Besides that, he said, Malaysia also had to weather the global financial crisis, "which hit us at an unprecedented magnitude and scale, causing havoc to families and businesses in every corner of the world".
"Whatever the challenges and hurdles, with His blessings, we went through all these not by sitting back, but by standing strong, by taking action and making difficult decisions, while implementing various policies in a thoughtful manner."
He said that whether at the Asean or Apec level, and recently in Copenhagen, Malaysia had played its role aptly to place itself among the major players of global cooperation to achieve progress in the areas of trade and security and in addressing global warming.
"Although we have not fully recovered from the economic downturn, the signs indicate that Malaysia is moving out of the gloom and it recorded positive GDP growth from the fourth quarter of 2009.
"Our past records and achievements have given us confidence that Malaysia will not only recover from the economic crisis, but also have the potential of emerging stronger economically and more prosperous in the post-crisis era."
Najib said Malaysia had proven its resolve in situations like in the 1980s when commodity prices dropped sharply and during the Asian financial storm of the late 1990s, where Malaysia survived through its own recovery formula.
"We had also drawn up and implemented a roadmap towards building a stronger banking and financial sector for the country. As a result, this time, we were saved when many countries were hit hard by the economic crisis due to the failure of their banking and financial systems."
He said Malaysians must be courageous and firm in effecting change and renewal for continued prosperity, while their sacrifice was also required to raise productivity, competitiveness and mastery of new skills.
The prime minister said the effects of the global economic crisis had compelled the government to prioritise things to bring the country back to the optimal economic growth level.
"This we have done by undertaking concrete measures, such as the economic stimulus injection of RM67 billion, tabling of an additional budget, liberalisation of selected sectors, creating employment, providing comfortable homes, improving the public transport service and restructuring of subsidies."
He said that soon after taking over the helm of the government administration nine months ago, he introduced the 1Malaysia concept: People First, Performance Now, which was a priority under the present government.
"Although there are groups which try to sidetrack us or create confusion out of this noble initiative, I am confident and believe that the majority of Malaysians have begun to understand the philosophy behind the 1Malaysia concept.

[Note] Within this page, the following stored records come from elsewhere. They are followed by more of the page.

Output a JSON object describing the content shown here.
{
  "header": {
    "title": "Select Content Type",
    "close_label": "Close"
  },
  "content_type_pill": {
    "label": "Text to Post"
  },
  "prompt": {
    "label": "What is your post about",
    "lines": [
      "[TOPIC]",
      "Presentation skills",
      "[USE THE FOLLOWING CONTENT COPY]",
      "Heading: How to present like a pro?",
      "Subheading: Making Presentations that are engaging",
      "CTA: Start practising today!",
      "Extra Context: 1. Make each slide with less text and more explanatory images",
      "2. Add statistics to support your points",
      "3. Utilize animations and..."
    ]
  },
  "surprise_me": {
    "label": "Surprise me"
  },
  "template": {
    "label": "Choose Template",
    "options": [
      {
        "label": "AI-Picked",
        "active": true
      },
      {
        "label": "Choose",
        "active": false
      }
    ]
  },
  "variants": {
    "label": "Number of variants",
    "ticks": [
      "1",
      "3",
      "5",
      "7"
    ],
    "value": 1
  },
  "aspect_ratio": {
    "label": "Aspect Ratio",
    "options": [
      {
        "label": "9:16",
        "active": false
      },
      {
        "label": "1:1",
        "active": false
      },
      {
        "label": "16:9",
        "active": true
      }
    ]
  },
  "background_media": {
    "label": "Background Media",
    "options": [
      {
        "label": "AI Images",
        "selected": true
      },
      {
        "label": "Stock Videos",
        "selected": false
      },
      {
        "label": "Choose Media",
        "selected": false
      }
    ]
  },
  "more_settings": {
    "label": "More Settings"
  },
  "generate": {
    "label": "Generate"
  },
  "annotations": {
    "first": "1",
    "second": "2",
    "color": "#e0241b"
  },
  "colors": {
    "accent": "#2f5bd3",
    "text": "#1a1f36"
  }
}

"Our strength is built in the name of celebrating diversity and homogeneity regardless of whether we are old, young, Malay, Chinese, Indian, Kadazan, Iban or of other ethnicity. To ensure that the concept's goals are met, the role of the government should be transformed from that of a sole provider to the best facilitator," he said.
Najib said a brighter future for Malaysia depended on the combination and promotion of ideas, talents, initiatives and the spirit of Malaysians, regardless of their limitations and backgrounds.
"The contribution of every Malaysian citizen is vital in ensuring success. There is no Malaysian who is not important or is marginalised. The government welcomes every talent available. Isn't it a waste if a talent that is honed under the Malaysian sky is capitalised on for the prosperity of other nations?"
Under his administration, six National Key Result Areas (NKRAs) were set, which involve reducing crime rates, combating corruption, widening access to affordable and quality education, improving infrastructure in rural and remote areas, and upgrading public transportation.
"I wish to state that the NKRAs and KPIs (Key Performance Indicators) are not something exhaustive or complete, as the government welcomes the contribution of ideas and opinions from the people.
"I believe that with synthesis between the government and people, we will have vetted ideas to improve on what we have," he said.